On the last tour that Thin Lizzy did, they had The Treatment and FM opening up. On the blog I did before this, and on 9th December 2012, I wrote this: “Only Foolin’” EP contains a title track so good it would make even Thunder weep. That they also back it up with “Don’t Stop” and “Over You” with its Bon Jovi-esque hook, before rounding the whole thing off with a version of “I Heard It Through The Grapevine” that sounds like they wrote it, only re-enforces the thought that FM are very, very good indeed.”
Ok, right, its eight and a half years later. And what had gone from this chat: “Here, FM are supporting tonight, remember them?” as we drove to the gig in Nottingham that night, has turned into me seeing the band more than any other in the last decade.
In short – and here’s the point of the previous 200 words: I love FM. I’ve never seen the point in being a “critic”. Christ, there’s enough brilliant music in the world. So can we just celebrate the words “please welcome, live on stage, the mighty FM”?
That’s what this does. Specifically, it celebrates the “Tough It Out” album. This was played in full at the shows with Gun and Dan Reed Network (I was there, naturally) and listening to it now, again, it still sounds fresh. Fresher, actually than the obvious peers. The title track is the type of thing that the aforementioned JBJ would have killed for, “Don’t Stop”, has still got that bit where you can sing “Social Disease” right before the chorus, and “Bad Luck” is just about AOR perfection.
The thing with this one, though, is it is special for the band, given that their original keyboard player Didge Digital appears on a fabulous “Burning My Heart Down” and whilst the live CD isn’t ever really able to bring over the euphoria of a live performance, this one has a hell of a go on “Does It Feel Like Love” and the sweeping keyboards of “Feels So Good”.
And if, to be blunt, you could hear most of these on most FM live releases, then this one is better still because of disc 2. This one is the “deeper cuts” – and there are some here. Not before a brilliant “Digging Up The Dirt” – a personal favourite of mine.
Writing this, I feel compelled to analyse why I like FM so damn much. Being honest, this isn’t my music – usually. With FM, though, it’s the excellence. Steve Overland’s voice is simply the best, Jim Kirkpatrick can play the guitar like the top players (check out his solo work or stuff he does with Chris Bevington for proof), And the other members are absolutely the best at what they do. All of which means, when they play “Tough Love” it doesn’t actually matter that I wouldn’t like it if anyone else did it – this isn’t anyone else. That’s the damn point.
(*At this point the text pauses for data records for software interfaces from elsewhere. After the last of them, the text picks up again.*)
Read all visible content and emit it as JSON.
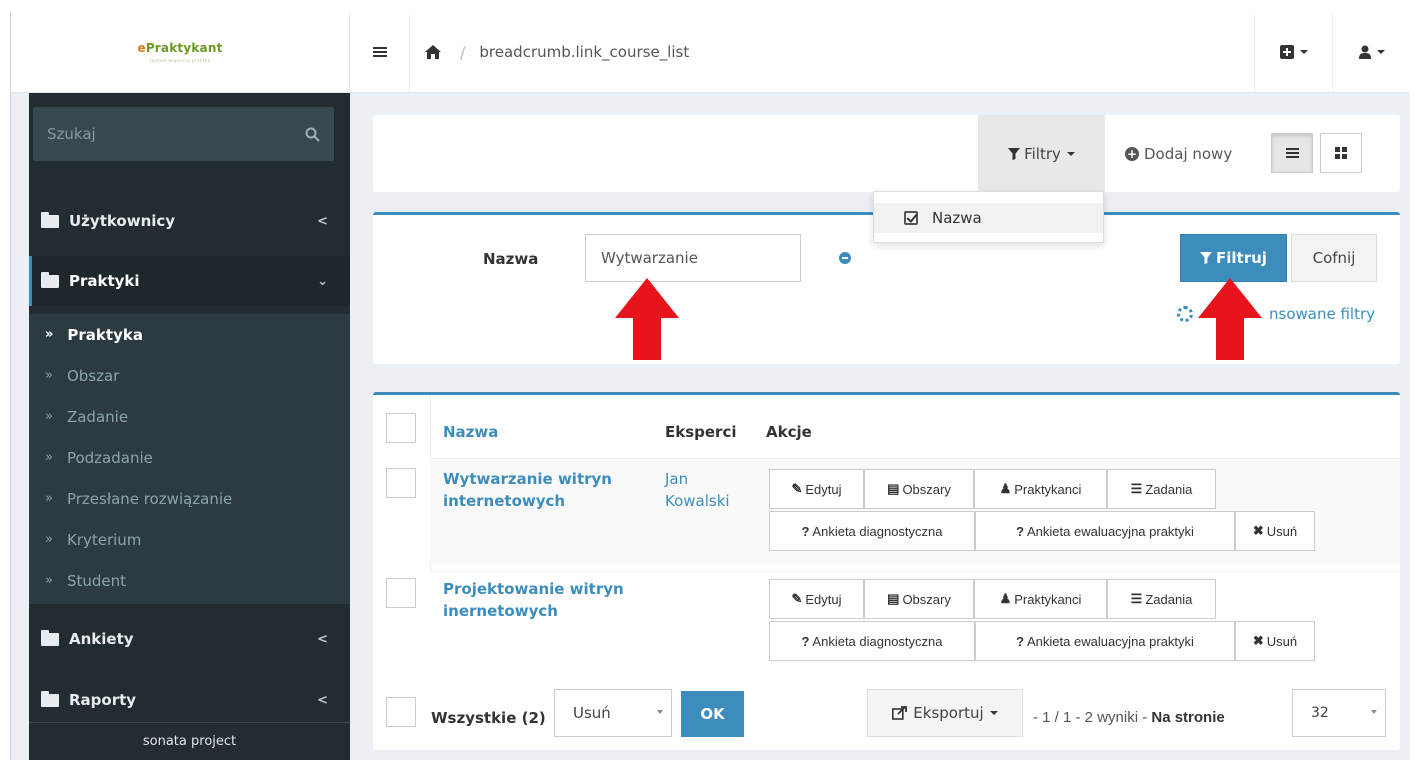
{
  "brand": {
    "name_prefix": "e",
    "name_rest": "Praktykant",
    "tagline": "system wsparcia praktyk"
  },
  "header": {
    "breadcrumb": "breadcrumb.link_course_list"
  },
  "sidebar": {
    "search_placeholder": "Szukaj",
    "items": [
      {
        "label": "Użytkownicy"
      },
      {
        "label": "Praktyki"
      },
      {
        "label": "Ankiety"
      },
      {
        "label": "Raporty"
      }
    ],
    "subitems": [
      {
        "label": "Praktyka"
      },
      {
        "label": "Obszar"
      },
      {
        "label": "Zadanie"
      },
      {
        "label": "Podzadanie"
      },
      {
        "label": "Przesłane rozwiązanie"
      },
      {
        "label": "Kryterium"
      },
      {
        "label": "Student"
      }
    ],
    "footer": "sonata project"
  },
  "toolbar": {
    "filters_label": "Filtry",
    "add_new_label": "Dodaj nowy"
  },
  "filters_dropdown": {
    "items": [
      {
        "label": "Nazwa"
      }
    ]
  },
  "filter_form": {
    "label": "Nazwa",
    "value": "Wytwarzanie",
    "filter_button": "Filtruj",
    "reset_button": "Cofnij",
    "advanced_link": "nsowane filtry"
  },
  "table": {
    "headers": {
      "name": "Nazwa",
      "experts": "Eksperci",
      "actions": "Akcje"
    },
    "rows": [
      {
        "name_l1": "Wytwarzanie witryn",
        "name_l2": "internetowych",
        "expert_l1": "Jan",
        "expert_l2": "Kowalski"
      },
      {
        "name_l1": "Projektowanie witryn",
        "name_l2": "inernetowych",
        "expert_l1": "",
        "expert_l2": ""
      }
    ],
    "actions": {
      "edit": "Edytuj",
      "areas": "Obszary",
      "interns": "Praktykanci",
      "tasks": "Zadania",
      "diag_survey": "Ankieta diagnostyczna",
      "eval_survey": "Ankieta ewaluacyjna praktyki",
      "delete": "Usuń"
    },
    "footer": {
      "all_label": "Wszystkie (2)",
      "batch_action": "Usuń",
      "ok": "OK",
      "export": "Eksportuj",
      "pager_prefix": "- 1 / 1 - 2 wyniki - ",
      "per_page_label": "Na stronie",
      "per_page_value": "32"
    }
  },
  "colors": {
    "accent": "#3c8dbc",
    "sidebar": "#222d32",
    "annotation_arrow": "#e8141b"
  }
}
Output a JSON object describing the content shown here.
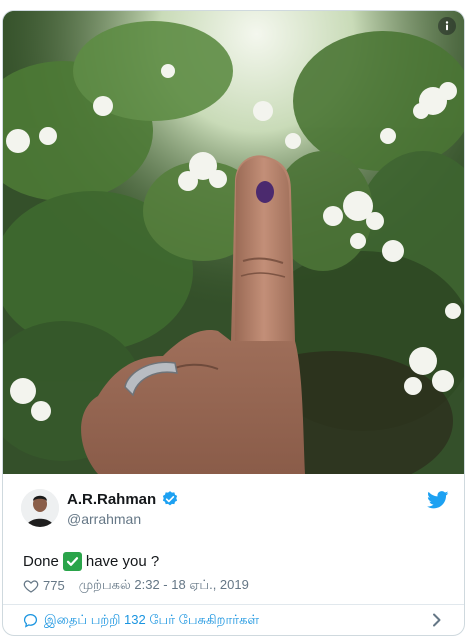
{
  "tweet": {
    "author_name": "A.R.Rahman",
    "author_handle": "@arrahman",
    "text_before": "Done",
    "text_after": "have you ?",
    "likes": "775",
    "timestamp": "முற்பகல் 2:32 - 18 ஏப்., 2019",
    "replies_link": "இதைப் பற்றி 132 பேர் பேசுகிறார்கள்"
  },
  "icons": {
    "info": "info-icon",
    "verified": "verified-badge-icon",
    "twitter": "twitter-bird-icon",
    "check": "check-mark-emoji-icon",
    "heart": "heart-icon",
    "reply": "speech-bubble-icon",
    "chevron": "chevron-right-icon"
  },
  "colors": {
    "brand_blue": "#1da1f2",
    "link_blue": "#1b95e0",
    "text_dark": "#14171a",
    "text_muted": "#657786",
    "check_green": "#2aa44a"
  }
}
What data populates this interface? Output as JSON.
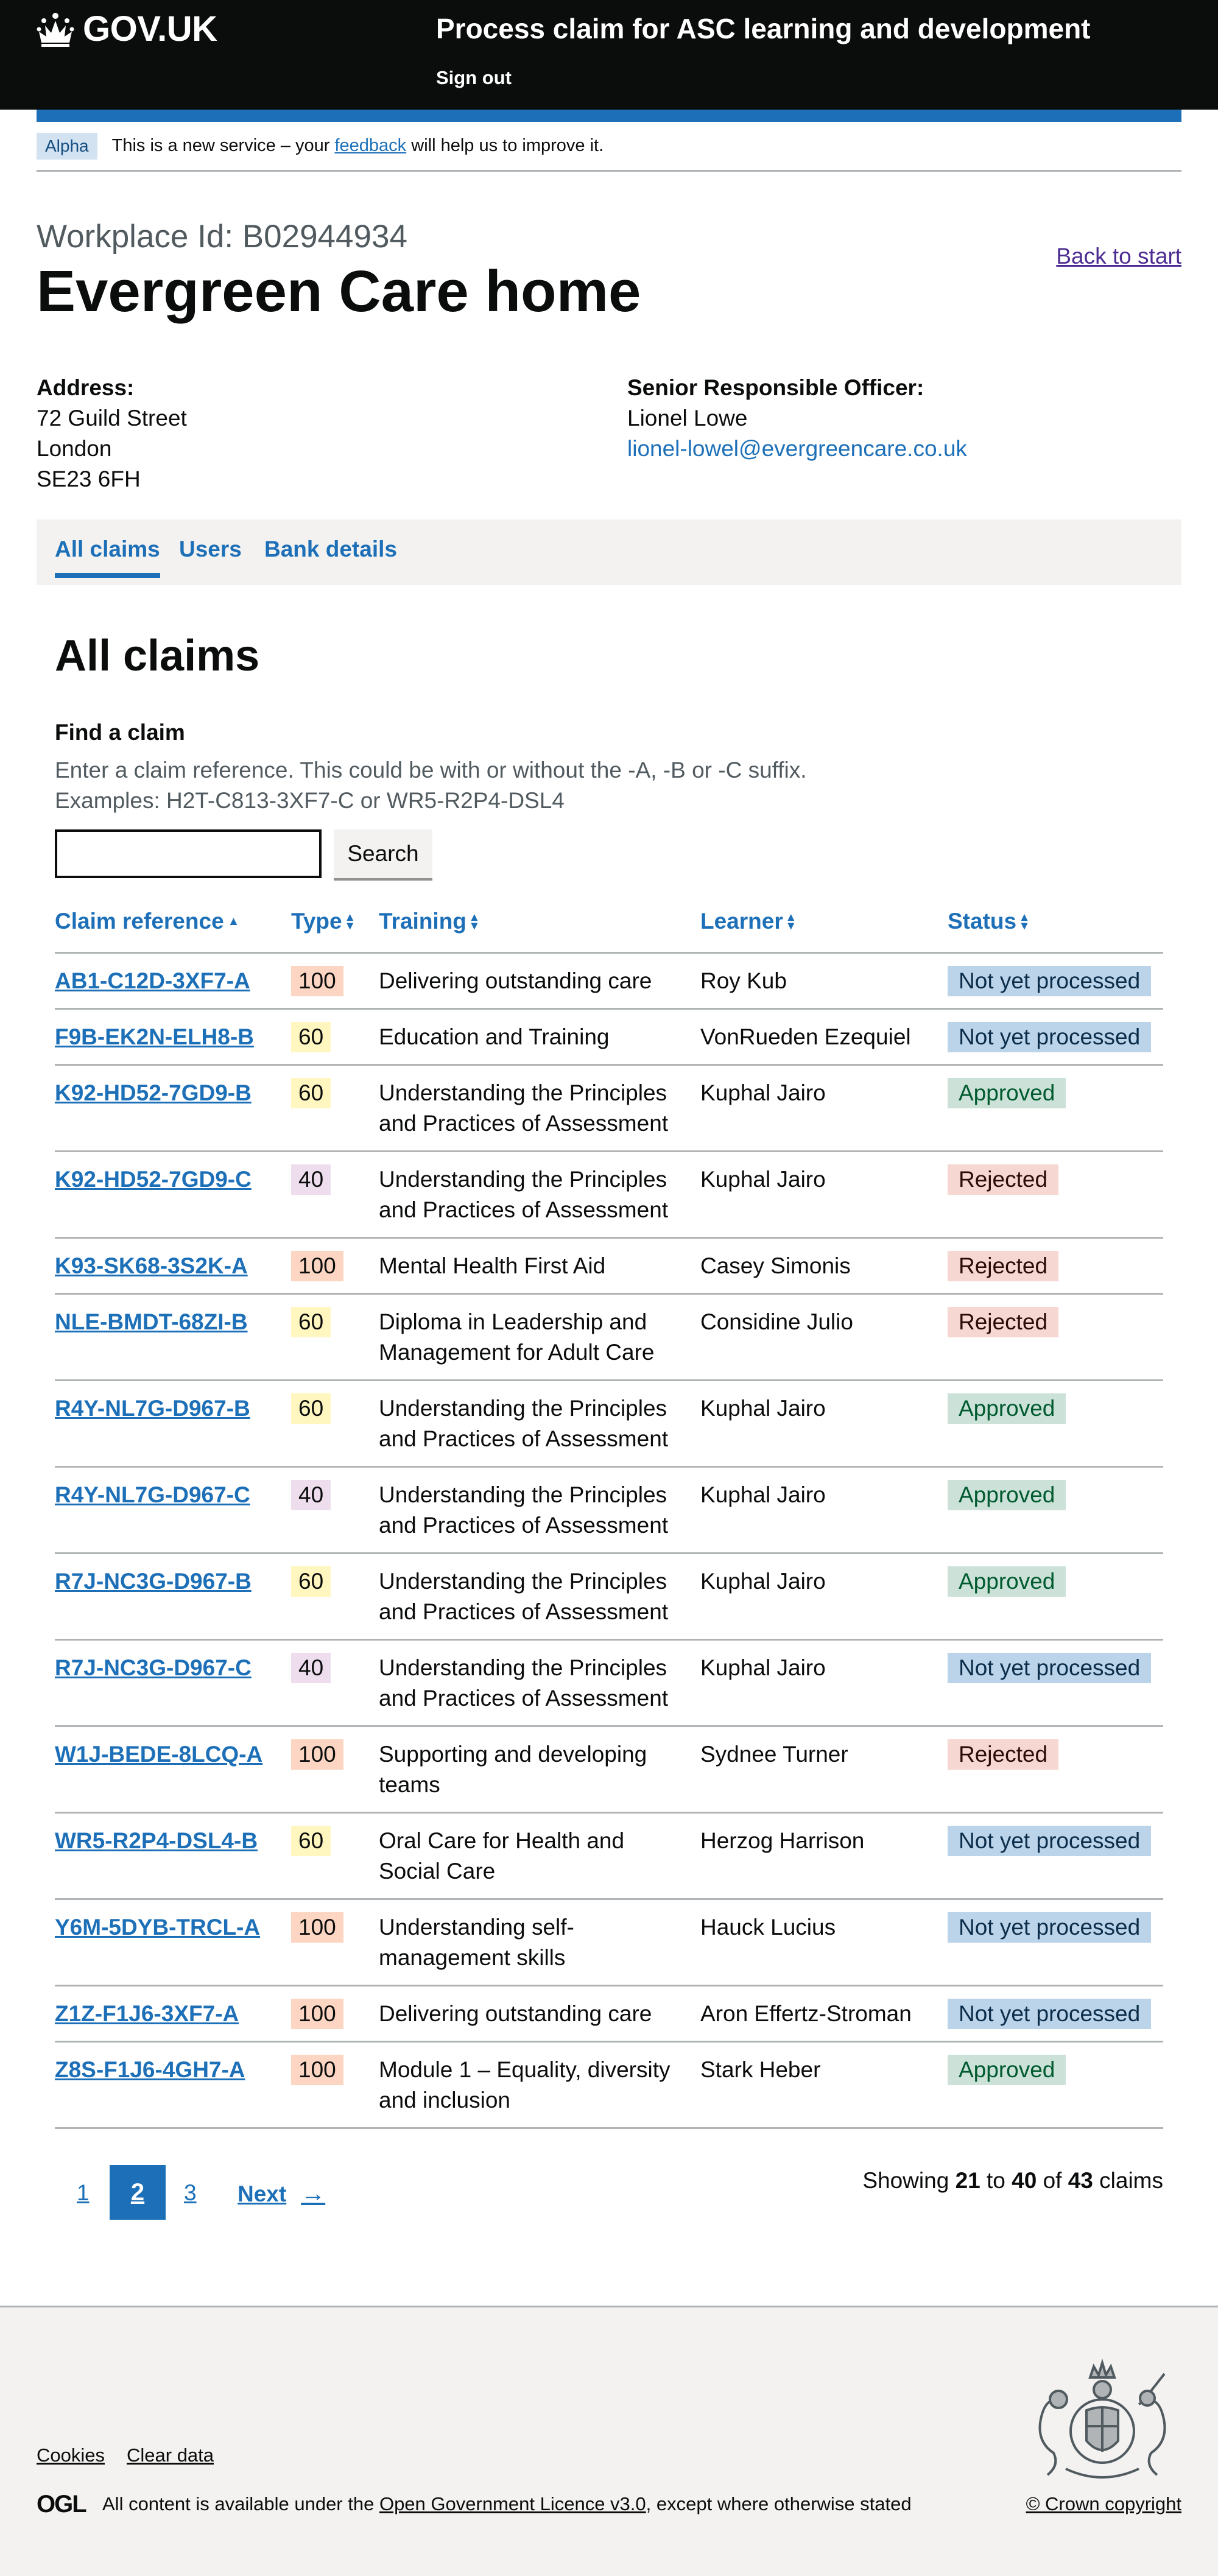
{
  "header": {
    "logo_text": "GOV.UK",
    "service_name": "Process claim for ASC learning and development",
    "sign_out": "Sign out"
  },
  "phase_banner": {
    "tag": "Alpha",
    "text_before": "This is a new service – your ",
    "link": "feedback",
    "text_after": " will help us to improve it."
  },
  "workplace": {
    "caption": "Workplace Id: B02944934",
    "title": "Evergreen Care home",
    "back_link": "Back to start",
    "address_label": "Address:",
    "address_lines": [
      "72 Guild Street",
      "London",
      "SE23 6FH"
    ],
    "sro_label": "Senior Responsible Officer:",
    "sro_name": "Lionel Lowe",
    "sro_email": "lionel-lowel@evergreencare.co.uk"
  },
  "tabs": [
    "All claims",
    "Users",
    "Bank details"
  ],
  "section_title": "All claims",
  "search": {
    "label": "Find a claim",
    "hint_line1": "Enter a claim reference. This could be with or without the -A, -B or -C suffix.",
    "hint_line2": "Examples: H2T-C813-3XF7-C or WR5-R2P4-DSL4",
    "value": "",
    "button": "Search"
  },
  "table": {
    "headers": [
      "Claim reference",
      "Type",
      "Training",
      "Learner",
      "Status"
    ],
    "rows": [
      {
        "ref": "AB1-C12D-3XF7-A",
        "type": "100",
        "training": "Delivering outstanding care",
        "learner": "Roy Kub",
        "status": "Not yet processed"
      },
      {
        "ref": "F9B-EK2N-ELH8-B",
        "type": "60",
        "training": "Education and Training",
        "learner": "VonRueden Ezequiel",
        "status": "Not yet processed"
      },
      {
        "ref": "K92-HD52-7GD9-B",
        "type": "60",
        "training": "Understanding the Principles and Practices of Assessment",
        "learner": "Kuphal Jairo",
        "status": "Approved"
      },
      {
        "ref": "K92-HD52-7GD9-C",
        "type": "40",
        "training": "Understanding the Principles and Practices of Assessment",
        "learner": "Kuphal Jairo",
        "status": "Rejected"
      },
      {
        "ref": "K93-SK68-3S2K-A",
        "type": "100",
        "training": "Mental Health First Aid",
        "learner": "Casey Simonis",
        "status": "Rejected"
      },
      {
        "ref": "NLE-BMDT-68ZI-B",
        "type": "60",
        "training": "Diploma in Leadership and Management for Adult Care",
        "learner": "Considine Julio",
        "status": "Rejected"
      },
      {
        "ref": "R4Y-NL7G-D967-B",
        "type": "60",
        "training": "Understanding the Principles and Practices of Assessment",
        "learner": "Kuphal Jairo",
        "status": "Approved"
      },
      {
        "ref": "R4Y-NL7G-D967-C",
        "type": "40",
        "training": "Understanding the Principles and Practices of Assessment",
        "learner": "Kuphal Jairo",
        "status": "Approved"
      },
      {
        "ref": "R7J-NC3G-D967-B",
        "type": "60",
        "training": "Understanding the Principles and Practices of Assessment",
        "learner": "Kuphal Jairo",
        "status": "Approved"
      },
      {
        "ref": "R7J-NC3G-D967-C",
        "type": "40",
        "training": "Understanding the Principles and Practices of Assessment",
        "learner": "Kuphal Jairo",
        "status": "Not yet processed"
      },
      {
        "ref": "W1J-BEDE-8LCQ-A",
        "type": "100",
        "training": "Supporting and developing teams",
        "learner": "Sydnee Turner",
        "status": "Rejected"
      },
      {
        "ref": "WR5-R2P4-DSL4-B",
        "type": "60",
        "training": "Oral Care for Health and Social Care",
        "learner": "Herzog Harrison",
        "status": "Not yet processed"
      },
      {
        "ref": "Y6M-5DYB-TRCL-A",
        "type": "100",
        "training": "Understanding self-management skills",
        "learner": "Hauck Lucius",
        "status": "Not yet processed"
      },
      {
        "ref": "Z1Z-F1J6-3XF7-A",
        "type": "100",
        "training": "Delivering outstanding care",
        "learner": "Aron Effertz-Stroman",
        "status": "Not yet processed"
      },
      {
        "ref": "Z8S-F1J6-4GH7-A",
        "type": "100",
        "training": "Module 1 – Equality, diversity and inclusion",
        "learner": "Stark Heber",
        "status": "Approved"
      }
    ]
  },
  "colors": {
    "type_100": "#fcd6c3",
    "type_60": "#fff7bf",
    "type_40": "#eddded",
    "status_not_yet_processed": {
      "bg": "#bbd4ea",
      "fg": "#0c2d4a"
    },
    "status_approved": {
      "bg": "#cce2d8",
      "fg": "#005a30"
    },
    "status_rejected": {
      "bg": "#f6d7d2",
      "fg": "#2a0b06"
    }
  },
  "pagination": {
    "pages": [
      "1",
      "2",
      "3"
    ],
    "current": "2",
    "next": "Next",
    "showing_prefix": "Showing",
    "from": "21",
    "to_word": "to",
    "to": "40",
    "of_word": "of",
    "total": "43",
    "suffix": "claims"
  },
  "footer": {
    "cookies": "Cookies",
    "clear_data": "Clear data",
    "ogl": "OGL",
    "licence_before": "All content is available under the ",
    "licence_link": "Open Government Licence v3.0",
    "licence_after": ", except where otherwise stated",
    "copyright": "© Crown copyright"
  }
}
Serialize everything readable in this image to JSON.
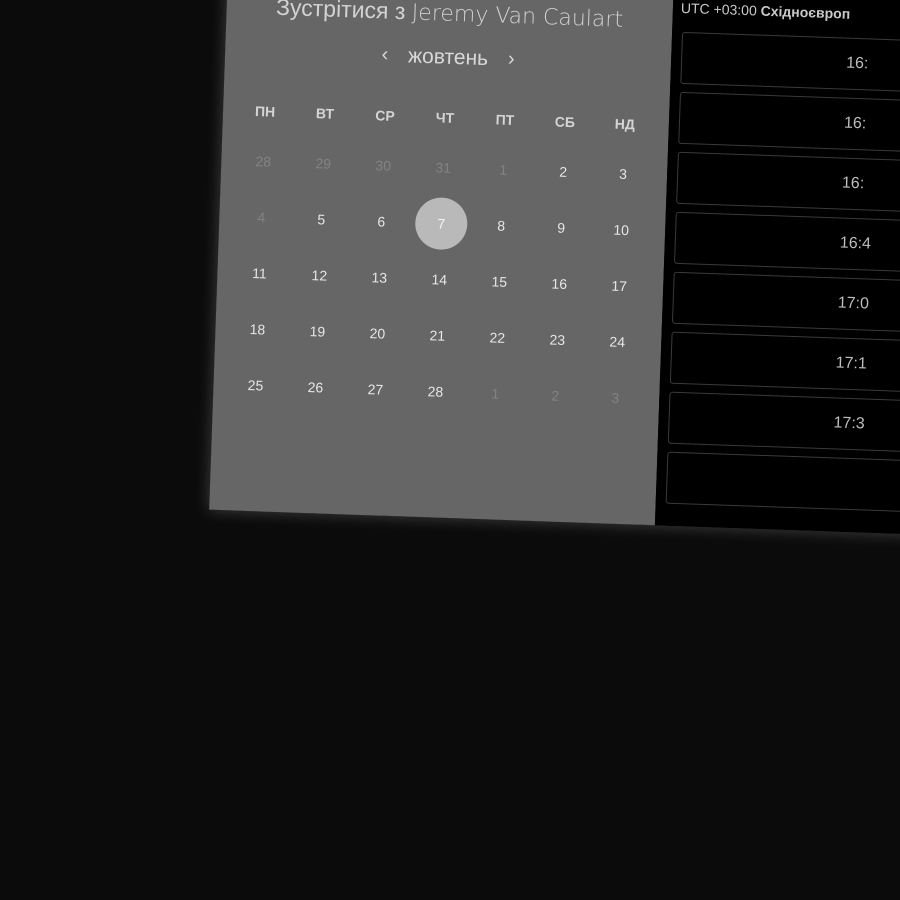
{
  "calendar": {
    "title_prefix": "Зустрітися з",
    "host_name": "Jeremy Van Caulart",
    "month": "жовтень",
    "prev_symbol": "‹",
    "next_symbol": "›",
    "weekdays": [
      "ПН",
      "ВТ",
      "СР",
      "ЧТ",
      "ПТ",
      "СБ",
      "НД"
    ],
    "weeks": [
      [
        "28",
        "29",
        "30",
        "31",
        "1",
        "2",
        "3"
      ],
      [
        "4",
        "5",
        "6",
        "7",
        "8",
        "9",
        "10"
      ],
      [
        "11",
        "12",
        "13",
        "14",
        "15",
        "16",
        "17"
      ],
      [
        "18",
        "19",
        "20",
        "21",
        "22",
        "23",
        "24"
      ],
      [
        "25",
        "26",
        "27",
        "28",
        "1",
        "2",
        "3"
      ]
    ],
    "selected_day": "7"
  },
  "timeslots": {
    "timezone_offset": "UTC +03:00",
    "timezone_name": "Східноєвроп",
    "slots": [
      "16:",
      "16:",
      "16:",
      "16:4",
      "17:0",
      "17:1",
      "17:3",
      ""
    ]
  },
  "colors": {
    "calendar_panel": "#666666",
    "slots_panel": "#000000",
    "selected_circle": "#b9b9b9",
    "page_background": "#0b0b0b"
  }
}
So when they go all Elton John on us on “Hard Day In Hell”, (with Jem Davis underlining what I said about quality) or when they chug away on “Wildside” its essentially the same thing: Listening to this, you are listening to the very best.
“Only The Strong Survive” is a singalong, “Blood And Gasoline” has a widescreen quality, and the closing “I Heard It Through The Grapevine” (which I hadn’t remembered they’d played that night in Nottingham until I dug that old review out) is turned into their own. It just sounds like an FM song. Someone from the audience shouts out in the opening “go on Steve” and the singer jokes “this is hard work for me now, mate!”
It doesn’t sound like it. It sounds effortless. Like it always does.
It’s often said: “FM are the best British melodic hard rock band”. Those words are tossed about, like they mean nothing. It’s time to review that. FM are purely and simply the best band of their type in the world.